[Records excerpted from a collection]
------

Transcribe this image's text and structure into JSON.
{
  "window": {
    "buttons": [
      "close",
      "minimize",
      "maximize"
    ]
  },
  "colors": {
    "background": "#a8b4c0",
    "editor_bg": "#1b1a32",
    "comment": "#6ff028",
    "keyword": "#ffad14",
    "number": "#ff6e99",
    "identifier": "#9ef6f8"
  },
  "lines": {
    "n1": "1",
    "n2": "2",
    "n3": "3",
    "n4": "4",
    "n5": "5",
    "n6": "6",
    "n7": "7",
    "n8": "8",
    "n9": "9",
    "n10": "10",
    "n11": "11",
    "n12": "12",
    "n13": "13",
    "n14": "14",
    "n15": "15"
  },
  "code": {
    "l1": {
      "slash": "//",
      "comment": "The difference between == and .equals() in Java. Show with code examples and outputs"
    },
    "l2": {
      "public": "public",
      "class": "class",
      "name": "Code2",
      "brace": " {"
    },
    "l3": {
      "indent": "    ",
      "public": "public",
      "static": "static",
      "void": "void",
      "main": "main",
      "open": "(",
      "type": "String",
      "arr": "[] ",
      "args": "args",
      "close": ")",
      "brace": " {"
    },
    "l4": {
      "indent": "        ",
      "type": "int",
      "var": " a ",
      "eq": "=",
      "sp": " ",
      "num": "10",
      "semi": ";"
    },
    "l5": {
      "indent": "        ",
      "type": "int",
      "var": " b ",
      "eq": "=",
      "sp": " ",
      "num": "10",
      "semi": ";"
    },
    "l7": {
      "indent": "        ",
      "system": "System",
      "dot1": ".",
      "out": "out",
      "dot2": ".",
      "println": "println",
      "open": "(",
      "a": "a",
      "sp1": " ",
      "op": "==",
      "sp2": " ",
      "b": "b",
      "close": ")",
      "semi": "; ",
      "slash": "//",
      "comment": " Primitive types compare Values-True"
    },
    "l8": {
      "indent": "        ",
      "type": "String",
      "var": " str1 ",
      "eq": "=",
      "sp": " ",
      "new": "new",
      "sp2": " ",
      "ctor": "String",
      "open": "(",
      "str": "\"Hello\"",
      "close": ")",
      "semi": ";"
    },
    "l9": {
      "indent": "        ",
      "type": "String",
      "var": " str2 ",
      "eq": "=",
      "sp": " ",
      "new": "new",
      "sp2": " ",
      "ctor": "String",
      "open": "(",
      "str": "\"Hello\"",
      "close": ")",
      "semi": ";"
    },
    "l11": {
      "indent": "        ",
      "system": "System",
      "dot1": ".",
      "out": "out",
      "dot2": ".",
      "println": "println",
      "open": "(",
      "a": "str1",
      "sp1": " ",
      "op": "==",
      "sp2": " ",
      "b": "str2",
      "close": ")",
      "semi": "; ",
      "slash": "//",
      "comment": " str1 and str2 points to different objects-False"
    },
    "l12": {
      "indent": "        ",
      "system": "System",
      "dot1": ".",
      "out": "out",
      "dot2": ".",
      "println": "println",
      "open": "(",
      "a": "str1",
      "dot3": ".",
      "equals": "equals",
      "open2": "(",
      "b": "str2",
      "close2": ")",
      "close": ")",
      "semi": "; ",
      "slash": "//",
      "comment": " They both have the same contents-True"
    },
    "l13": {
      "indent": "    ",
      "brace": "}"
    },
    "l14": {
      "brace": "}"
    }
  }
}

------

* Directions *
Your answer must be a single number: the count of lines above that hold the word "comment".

* Reply *
5